Skip to Content
Texas State University

Agriculture science looking downward for the future of feeding the world

Research and Innovation

Julie Cooper | April 21, 2020

Soil regeneration could be the solution for increased harvests and healthier livestock

soil
wagner headshot
Dr. Nicole Wagner, assistant professor in the Department of Agriculture at Texas State University

Healthy fertile soil. It makes the grass and plants grow, which feeds people as well as livestock, which in turn are eaten by people.  

Dr. Nicole Wagner, assistant professor in the Department of Agriculture at Texas State University, doesn’t mince words when it comes to soil. “We really need to be focused on soil regeneration,” she says. Wagner, who teaches soil science courses, explains that soil regeneration could be the solution to increasing harvests, reducing chemicals and pesticides in agriculture, and provide a way to boost the world’s production of food. It could also help in the battle against the effects of climate change. 

Wagner says that there is a growing movement based upon biomimicry -- farming in nature’s image -- to treat the pastures and fields more like the American prairies of hundreds of years ago. Think huge herds of bison and deer moving together from prairie to prairie. Today, ranchers are trying a new tract — ending unlimited grazing by multiple herds of cattle in favor of moving one big herd quickly from pasture (or paddock) to pasture before resting and rehabilitating the pastures for weeks or even months. Instead of tilling up crops and leaving the fields uncovered, farmers are planting cover crops that feed the soil, provide for the wildlife, prevent erosion, and retain rainwater. 

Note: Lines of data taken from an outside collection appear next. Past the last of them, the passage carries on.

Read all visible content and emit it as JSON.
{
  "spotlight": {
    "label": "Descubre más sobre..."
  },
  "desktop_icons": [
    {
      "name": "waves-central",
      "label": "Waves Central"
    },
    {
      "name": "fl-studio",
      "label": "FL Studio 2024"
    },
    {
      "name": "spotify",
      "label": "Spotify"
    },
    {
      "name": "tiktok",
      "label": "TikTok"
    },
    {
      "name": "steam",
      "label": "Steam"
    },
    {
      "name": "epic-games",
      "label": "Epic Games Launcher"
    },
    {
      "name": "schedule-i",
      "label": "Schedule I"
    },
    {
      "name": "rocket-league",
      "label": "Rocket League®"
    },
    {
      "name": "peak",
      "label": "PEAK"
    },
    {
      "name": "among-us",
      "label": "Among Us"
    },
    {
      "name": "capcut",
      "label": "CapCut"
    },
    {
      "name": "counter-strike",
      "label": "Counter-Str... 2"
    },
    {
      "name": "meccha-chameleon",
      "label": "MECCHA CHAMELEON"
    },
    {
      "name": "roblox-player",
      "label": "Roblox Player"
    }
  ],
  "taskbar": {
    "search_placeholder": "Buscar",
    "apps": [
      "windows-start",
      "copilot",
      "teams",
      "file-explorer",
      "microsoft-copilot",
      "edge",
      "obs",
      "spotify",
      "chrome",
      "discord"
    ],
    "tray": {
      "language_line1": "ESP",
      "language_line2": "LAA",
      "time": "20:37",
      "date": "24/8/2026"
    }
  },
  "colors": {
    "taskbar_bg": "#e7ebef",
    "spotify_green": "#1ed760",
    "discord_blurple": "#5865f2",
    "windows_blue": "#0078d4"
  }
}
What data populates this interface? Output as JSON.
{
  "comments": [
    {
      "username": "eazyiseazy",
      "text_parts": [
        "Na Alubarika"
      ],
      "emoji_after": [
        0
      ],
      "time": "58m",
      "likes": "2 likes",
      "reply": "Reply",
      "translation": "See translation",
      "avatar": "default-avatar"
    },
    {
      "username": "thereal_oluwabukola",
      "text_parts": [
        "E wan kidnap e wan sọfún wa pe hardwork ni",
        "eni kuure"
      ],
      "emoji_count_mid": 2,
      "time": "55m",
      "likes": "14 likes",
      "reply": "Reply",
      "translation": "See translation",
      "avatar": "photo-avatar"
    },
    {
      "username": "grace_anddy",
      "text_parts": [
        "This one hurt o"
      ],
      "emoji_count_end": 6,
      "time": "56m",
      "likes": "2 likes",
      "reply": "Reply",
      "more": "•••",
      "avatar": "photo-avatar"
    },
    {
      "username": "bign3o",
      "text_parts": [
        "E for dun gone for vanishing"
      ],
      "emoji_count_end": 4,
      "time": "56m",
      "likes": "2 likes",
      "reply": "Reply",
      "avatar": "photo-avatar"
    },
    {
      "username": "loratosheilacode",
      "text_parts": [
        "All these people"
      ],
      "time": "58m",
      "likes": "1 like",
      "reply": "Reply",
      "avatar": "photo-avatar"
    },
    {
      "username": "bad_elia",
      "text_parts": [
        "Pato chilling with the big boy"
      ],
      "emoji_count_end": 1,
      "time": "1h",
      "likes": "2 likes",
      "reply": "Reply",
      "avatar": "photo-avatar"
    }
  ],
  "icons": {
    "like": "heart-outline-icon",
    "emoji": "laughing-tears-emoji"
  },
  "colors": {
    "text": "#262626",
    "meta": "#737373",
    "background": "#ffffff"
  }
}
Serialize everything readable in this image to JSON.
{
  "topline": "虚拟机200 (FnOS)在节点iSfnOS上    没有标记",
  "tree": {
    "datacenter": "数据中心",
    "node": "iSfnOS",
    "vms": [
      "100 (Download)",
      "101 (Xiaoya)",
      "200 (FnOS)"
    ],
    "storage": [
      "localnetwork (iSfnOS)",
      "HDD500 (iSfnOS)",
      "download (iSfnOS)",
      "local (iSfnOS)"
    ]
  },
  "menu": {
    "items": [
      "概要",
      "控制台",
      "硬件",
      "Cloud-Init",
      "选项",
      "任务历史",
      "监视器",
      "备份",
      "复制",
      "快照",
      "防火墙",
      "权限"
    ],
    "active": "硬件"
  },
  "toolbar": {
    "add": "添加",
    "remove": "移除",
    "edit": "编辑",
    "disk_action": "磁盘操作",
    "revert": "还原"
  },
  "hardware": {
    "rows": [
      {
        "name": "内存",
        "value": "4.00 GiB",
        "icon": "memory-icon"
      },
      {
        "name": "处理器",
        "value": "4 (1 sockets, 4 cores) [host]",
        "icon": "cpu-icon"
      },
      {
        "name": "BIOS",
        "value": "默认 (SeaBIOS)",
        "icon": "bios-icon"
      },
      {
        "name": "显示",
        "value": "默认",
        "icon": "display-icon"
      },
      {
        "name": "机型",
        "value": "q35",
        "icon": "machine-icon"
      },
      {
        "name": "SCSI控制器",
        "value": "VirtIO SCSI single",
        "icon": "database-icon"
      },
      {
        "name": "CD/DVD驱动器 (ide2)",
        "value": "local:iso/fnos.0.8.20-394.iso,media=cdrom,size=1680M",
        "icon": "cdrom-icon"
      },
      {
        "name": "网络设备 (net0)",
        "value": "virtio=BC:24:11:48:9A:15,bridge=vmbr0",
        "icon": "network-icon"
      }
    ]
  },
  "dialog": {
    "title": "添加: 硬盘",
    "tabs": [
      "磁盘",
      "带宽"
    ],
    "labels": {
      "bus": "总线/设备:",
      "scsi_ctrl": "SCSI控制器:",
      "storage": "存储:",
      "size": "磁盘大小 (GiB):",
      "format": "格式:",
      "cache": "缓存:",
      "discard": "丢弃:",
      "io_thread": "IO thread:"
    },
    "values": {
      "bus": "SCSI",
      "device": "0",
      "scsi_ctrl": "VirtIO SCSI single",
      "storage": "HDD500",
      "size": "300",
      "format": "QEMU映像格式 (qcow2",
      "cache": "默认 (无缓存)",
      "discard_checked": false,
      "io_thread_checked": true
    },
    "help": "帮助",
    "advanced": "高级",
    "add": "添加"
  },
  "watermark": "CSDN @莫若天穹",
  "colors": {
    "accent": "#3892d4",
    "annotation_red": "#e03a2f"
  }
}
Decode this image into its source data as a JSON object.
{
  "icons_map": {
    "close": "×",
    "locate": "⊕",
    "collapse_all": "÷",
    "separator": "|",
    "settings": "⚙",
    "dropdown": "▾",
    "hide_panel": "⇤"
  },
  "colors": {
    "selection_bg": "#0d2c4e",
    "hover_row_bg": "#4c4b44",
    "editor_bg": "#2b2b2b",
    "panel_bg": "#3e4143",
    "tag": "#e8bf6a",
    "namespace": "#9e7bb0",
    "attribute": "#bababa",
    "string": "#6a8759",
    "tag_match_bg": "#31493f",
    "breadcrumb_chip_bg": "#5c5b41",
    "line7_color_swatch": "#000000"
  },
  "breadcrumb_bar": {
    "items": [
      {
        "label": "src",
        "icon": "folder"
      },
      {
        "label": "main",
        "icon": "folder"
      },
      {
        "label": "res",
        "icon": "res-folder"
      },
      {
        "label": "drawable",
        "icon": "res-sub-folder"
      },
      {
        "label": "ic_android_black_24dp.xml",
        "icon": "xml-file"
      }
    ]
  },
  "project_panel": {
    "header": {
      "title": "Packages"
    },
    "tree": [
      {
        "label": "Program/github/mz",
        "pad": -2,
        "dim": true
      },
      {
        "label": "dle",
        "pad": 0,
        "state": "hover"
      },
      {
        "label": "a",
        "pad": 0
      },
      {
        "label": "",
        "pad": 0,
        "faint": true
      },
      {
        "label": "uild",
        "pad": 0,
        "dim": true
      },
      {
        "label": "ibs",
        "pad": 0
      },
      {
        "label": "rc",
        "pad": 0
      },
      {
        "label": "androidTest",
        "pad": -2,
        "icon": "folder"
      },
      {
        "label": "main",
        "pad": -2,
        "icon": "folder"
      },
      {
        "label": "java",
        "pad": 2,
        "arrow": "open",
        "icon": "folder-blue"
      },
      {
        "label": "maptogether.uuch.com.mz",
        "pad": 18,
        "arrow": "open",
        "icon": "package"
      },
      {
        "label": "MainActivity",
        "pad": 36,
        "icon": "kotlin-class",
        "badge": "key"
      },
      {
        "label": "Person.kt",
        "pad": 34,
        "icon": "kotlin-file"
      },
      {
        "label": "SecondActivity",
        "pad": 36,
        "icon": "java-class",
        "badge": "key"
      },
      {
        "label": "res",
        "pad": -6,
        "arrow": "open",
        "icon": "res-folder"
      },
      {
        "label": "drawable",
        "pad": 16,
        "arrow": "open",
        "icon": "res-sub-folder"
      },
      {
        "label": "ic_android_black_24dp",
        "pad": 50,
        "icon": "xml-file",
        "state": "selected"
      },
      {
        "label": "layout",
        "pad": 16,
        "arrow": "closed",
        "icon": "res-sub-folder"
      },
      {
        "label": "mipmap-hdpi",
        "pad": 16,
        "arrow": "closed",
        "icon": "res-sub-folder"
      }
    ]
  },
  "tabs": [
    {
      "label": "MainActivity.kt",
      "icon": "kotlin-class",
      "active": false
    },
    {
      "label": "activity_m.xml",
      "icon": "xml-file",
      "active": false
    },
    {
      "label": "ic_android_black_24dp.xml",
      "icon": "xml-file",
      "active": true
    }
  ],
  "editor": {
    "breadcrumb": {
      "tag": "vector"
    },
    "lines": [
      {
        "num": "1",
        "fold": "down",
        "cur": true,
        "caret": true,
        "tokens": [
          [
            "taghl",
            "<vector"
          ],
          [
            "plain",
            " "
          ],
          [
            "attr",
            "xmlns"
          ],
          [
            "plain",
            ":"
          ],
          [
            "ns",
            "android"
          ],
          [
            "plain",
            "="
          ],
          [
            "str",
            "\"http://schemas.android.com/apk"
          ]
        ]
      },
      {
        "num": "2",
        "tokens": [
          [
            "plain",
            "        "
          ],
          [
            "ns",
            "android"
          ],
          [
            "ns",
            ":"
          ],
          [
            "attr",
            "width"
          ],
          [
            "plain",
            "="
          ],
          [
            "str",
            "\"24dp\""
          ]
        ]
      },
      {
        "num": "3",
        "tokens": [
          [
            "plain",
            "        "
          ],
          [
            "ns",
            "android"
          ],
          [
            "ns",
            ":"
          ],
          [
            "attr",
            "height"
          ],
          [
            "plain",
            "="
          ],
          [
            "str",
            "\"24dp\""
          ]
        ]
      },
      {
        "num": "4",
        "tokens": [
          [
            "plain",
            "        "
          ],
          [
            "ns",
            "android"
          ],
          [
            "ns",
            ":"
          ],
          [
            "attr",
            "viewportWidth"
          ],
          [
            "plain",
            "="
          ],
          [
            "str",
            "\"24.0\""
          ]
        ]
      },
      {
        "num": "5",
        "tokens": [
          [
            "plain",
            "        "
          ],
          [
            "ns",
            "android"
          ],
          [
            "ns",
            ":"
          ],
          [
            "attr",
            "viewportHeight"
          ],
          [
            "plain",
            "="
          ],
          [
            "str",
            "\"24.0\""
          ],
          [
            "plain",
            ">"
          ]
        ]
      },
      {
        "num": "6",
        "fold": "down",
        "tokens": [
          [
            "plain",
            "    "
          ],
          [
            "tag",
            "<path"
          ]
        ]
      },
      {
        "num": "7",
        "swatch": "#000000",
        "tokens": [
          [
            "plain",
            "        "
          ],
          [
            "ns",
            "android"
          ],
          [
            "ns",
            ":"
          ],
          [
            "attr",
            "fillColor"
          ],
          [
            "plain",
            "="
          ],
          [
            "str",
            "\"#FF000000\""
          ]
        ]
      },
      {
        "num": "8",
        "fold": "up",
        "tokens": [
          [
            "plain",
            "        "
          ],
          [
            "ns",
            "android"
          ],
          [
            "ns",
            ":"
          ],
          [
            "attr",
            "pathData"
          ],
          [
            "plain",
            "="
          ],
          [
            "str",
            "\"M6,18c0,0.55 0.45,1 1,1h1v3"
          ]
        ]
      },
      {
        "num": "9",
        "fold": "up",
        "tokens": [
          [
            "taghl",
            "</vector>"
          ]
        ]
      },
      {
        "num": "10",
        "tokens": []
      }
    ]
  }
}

“When you think about nature you think about native prairie, you think about forests,” Wagner says. “There is an underground web of macro and microorganisms at work -- producing the enzymes needed to decompose minerals and organic matter and cycling nutrients. For example, what comes out of earthworms is natural fertilizer, the way manure of livestock and wild herds is fertilizer. That is what is releasing the nutrients. If you kill those bacteria, fungi – either by over-tilling the field or over-using chemicals (pesticides and synthetic fertilizers) you’ll have dirt. Dirt versus soil. Dirt is devoid of life,” Wagner says. She explains that soil regeneration has reduced or eliminated the need for pesticides and, in many areas, curtail the use of heavy equipment to till the soil. 

Ranchers are seeing healthier herds; they don’t need to doctor their livestock as much. Herds are bigger and healthier. Farmers are more profitable due to this different way of farming and ranching because they are spending less on costly inputs and veterinarian bills. They are using “free” energy (sunlight) and biology that will do the work. 

To illustrate this, Wagner shares some interesting video and web sites from organizations like carboncowboys.org, a group of 16 scientists from universities, government and corporations working with farmers and ranchers in the U.S. and Canada.  This type of farming and ranching is regenerative agriculture. 

“It is farming that adheres to ecological principles,” Wagner says. As a Texas example she offers up the Birdwell & Clark Ranch in Clay County, a third-generation ranching family that has 14,000 acres and has been using these techniques on their herd of 4,000 to 5,000 cattle. The ranchers explain that profits are up, cattle are heavier and healthier, and expenses are down. Visit the Birdwell & Clark Ranch.

In February, Wagner and Dr. Ken Mix, associate professor of agriculture, were among 155 attendees, mostly farmers, and ranchers, at the Soil Regen workshop in Salado. “It was all about regenerative agriculture through grazing techniques.”

It wasn’t until the 1980s, Wagner says, that the first academic papers were published on what soil organisms do. A lot of research money is going into soil science and the importance of microorganisms as an alternative to pesticides. “It may seem far-fetched because it is so different from what we have been told,” she says. “Weeds are just doing their job — trying to cover the soil.” 

While Wagner did not grow up in a rural setting, she has always loved plants and animals. She started gardening with her mother. Asked about her own garden she rattles off a long list of vegetables: fava beans, lettuce, snap peas, vetch, kohlrabi, kale, and brussel sprouts — all grown in a raised bed the size of two desks. As the graduate program coordinator in Agricultural Sciences, Wagner had three students currently assessing the effects of how organisms are added to the system. The five students researching crops, food, and soils are: 

  • Ryan Manthei, exploring the microbiome in hydroponic systems by assessing fungal to bacterial biomass ratios.
  • Michael Kelly, comparing yields of hydroponic (soilless) grown tomatoes and lettuce applied with microbially diverse applications of vermicompost liquid amendments and commercially purchased fertilizer.
  • Jeff McAfee, exploring methods to increase microorganism diversity in soilless plant production. 
  • Ian Anderson: assessing consumer preferences of Texas State students for organic and locally grown foods. 
  • Emily Arnold, the use of halophytes (salt tolerant crops) as a cover crop to remediate salt affected soils. 

For more information, contact University Communications:

Jayme Blaschke, 512-245-2555

Sandy Pantlik, 512-245-2922